In the entries below, find each line with the word "that" and return it.

■ ■ ■

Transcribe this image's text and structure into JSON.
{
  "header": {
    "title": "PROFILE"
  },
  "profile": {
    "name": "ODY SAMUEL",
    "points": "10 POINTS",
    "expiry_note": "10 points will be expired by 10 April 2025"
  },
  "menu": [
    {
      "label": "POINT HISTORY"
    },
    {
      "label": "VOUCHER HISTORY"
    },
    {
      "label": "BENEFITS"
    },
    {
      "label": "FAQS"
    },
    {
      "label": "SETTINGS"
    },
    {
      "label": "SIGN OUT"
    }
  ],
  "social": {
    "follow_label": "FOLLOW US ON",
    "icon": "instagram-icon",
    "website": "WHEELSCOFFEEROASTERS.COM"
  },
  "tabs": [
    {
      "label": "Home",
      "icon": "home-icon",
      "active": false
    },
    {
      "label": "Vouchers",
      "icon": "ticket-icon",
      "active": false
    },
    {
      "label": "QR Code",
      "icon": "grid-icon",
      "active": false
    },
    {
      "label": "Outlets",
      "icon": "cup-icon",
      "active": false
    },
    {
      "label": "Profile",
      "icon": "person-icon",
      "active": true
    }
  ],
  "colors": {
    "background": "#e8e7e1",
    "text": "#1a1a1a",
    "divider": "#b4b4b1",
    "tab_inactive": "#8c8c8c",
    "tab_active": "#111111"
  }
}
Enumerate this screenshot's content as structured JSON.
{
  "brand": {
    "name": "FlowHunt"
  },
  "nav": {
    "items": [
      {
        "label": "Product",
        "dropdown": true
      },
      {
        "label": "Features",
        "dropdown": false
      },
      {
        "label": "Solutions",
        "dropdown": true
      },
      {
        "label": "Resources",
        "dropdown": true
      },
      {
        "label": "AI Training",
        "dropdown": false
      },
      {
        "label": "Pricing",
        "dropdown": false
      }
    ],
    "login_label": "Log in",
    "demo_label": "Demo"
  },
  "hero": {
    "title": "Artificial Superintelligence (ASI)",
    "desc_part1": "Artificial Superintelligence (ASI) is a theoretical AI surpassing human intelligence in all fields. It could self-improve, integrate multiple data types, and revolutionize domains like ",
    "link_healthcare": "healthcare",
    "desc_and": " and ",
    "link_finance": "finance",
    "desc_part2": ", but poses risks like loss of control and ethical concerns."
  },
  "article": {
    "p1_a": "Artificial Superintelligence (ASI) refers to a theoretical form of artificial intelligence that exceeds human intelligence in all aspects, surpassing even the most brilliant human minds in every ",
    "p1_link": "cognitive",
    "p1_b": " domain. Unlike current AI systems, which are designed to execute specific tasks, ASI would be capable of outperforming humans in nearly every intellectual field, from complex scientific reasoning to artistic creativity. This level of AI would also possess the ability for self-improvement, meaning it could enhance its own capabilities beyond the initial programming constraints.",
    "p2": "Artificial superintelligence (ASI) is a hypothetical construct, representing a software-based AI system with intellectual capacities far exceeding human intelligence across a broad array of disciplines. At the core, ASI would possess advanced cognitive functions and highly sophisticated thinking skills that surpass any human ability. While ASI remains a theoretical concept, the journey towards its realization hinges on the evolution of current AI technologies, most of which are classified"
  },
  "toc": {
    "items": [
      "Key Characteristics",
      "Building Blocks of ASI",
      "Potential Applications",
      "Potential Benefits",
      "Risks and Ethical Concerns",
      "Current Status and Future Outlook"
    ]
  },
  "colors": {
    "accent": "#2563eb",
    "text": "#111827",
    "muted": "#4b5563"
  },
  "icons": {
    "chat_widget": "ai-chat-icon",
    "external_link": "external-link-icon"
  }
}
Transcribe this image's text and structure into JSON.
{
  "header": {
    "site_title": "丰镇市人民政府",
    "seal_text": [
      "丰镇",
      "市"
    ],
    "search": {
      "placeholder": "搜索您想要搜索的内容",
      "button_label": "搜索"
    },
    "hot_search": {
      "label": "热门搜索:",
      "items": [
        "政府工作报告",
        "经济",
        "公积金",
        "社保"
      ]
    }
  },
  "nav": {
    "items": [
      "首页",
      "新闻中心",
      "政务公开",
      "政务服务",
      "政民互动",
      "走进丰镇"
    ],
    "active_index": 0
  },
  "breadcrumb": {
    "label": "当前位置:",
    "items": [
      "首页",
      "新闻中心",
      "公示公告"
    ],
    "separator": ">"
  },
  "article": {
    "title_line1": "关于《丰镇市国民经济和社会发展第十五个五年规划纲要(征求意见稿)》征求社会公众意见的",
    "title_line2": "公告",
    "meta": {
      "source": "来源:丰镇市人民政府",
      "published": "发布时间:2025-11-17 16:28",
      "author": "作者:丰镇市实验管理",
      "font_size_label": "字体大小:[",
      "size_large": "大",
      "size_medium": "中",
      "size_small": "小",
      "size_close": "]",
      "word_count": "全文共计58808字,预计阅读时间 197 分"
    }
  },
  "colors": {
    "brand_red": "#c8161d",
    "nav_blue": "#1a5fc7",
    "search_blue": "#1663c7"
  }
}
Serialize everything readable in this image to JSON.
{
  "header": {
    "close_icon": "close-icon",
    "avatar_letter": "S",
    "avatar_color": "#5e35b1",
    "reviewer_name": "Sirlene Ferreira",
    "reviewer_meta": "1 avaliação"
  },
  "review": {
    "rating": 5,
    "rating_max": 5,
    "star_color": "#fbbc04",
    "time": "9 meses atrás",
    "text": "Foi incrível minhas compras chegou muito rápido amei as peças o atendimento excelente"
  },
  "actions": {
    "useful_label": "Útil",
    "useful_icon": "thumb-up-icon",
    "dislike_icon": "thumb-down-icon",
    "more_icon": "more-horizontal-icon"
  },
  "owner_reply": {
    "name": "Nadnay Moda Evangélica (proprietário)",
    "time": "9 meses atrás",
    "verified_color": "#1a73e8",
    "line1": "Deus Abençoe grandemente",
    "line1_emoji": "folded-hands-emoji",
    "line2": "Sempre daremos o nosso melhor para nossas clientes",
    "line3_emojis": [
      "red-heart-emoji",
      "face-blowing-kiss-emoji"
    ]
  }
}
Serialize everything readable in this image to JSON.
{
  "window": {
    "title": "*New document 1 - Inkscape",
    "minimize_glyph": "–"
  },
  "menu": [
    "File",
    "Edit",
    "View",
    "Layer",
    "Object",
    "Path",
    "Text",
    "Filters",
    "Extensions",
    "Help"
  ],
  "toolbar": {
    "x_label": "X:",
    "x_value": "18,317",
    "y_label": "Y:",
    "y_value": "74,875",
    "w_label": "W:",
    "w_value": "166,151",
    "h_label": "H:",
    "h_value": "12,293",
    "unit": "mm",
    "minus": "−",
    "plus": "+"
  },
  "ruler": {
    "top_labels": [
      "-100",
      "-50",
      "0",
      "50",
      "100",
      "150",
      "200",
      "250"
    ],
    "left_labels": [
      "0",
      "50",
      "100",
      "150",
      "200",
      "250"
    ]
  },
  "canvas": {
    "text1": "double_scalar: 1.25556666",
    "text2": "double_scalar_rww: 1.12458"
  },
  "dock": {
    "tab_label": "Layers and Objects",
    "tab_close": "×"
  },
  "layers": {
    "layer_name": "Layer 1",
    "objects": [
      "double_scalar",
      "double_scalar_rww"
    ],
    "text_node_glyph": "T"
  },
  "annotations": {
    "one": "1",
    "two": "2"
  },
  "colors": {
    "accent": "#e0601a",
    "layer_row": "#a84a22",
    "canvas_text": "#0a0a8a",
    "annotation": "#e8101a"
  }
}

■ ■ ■

__Your solution__:
    "p1_a": "Artificial Superintelligence (ASI) refers to a theoretical form of artificial intelligence that exceeds human intelligence in all aspects, surpassing even the most brilliant human minds in every ",
    "p2": "Artificial superintelligence (ASI) is a hypothetical construct, representing a software-based AI system with intellectual capacities far exceeding human intelligence across a broad array of disciplines. At the core, ASI would possess advanced cognitive functions and highly sophisticated thinking skills that surpass any human ability. While ASI remains a theoretical concept, the journey towards its realization hinges on the evolution of current AI technologies, most of which are classified"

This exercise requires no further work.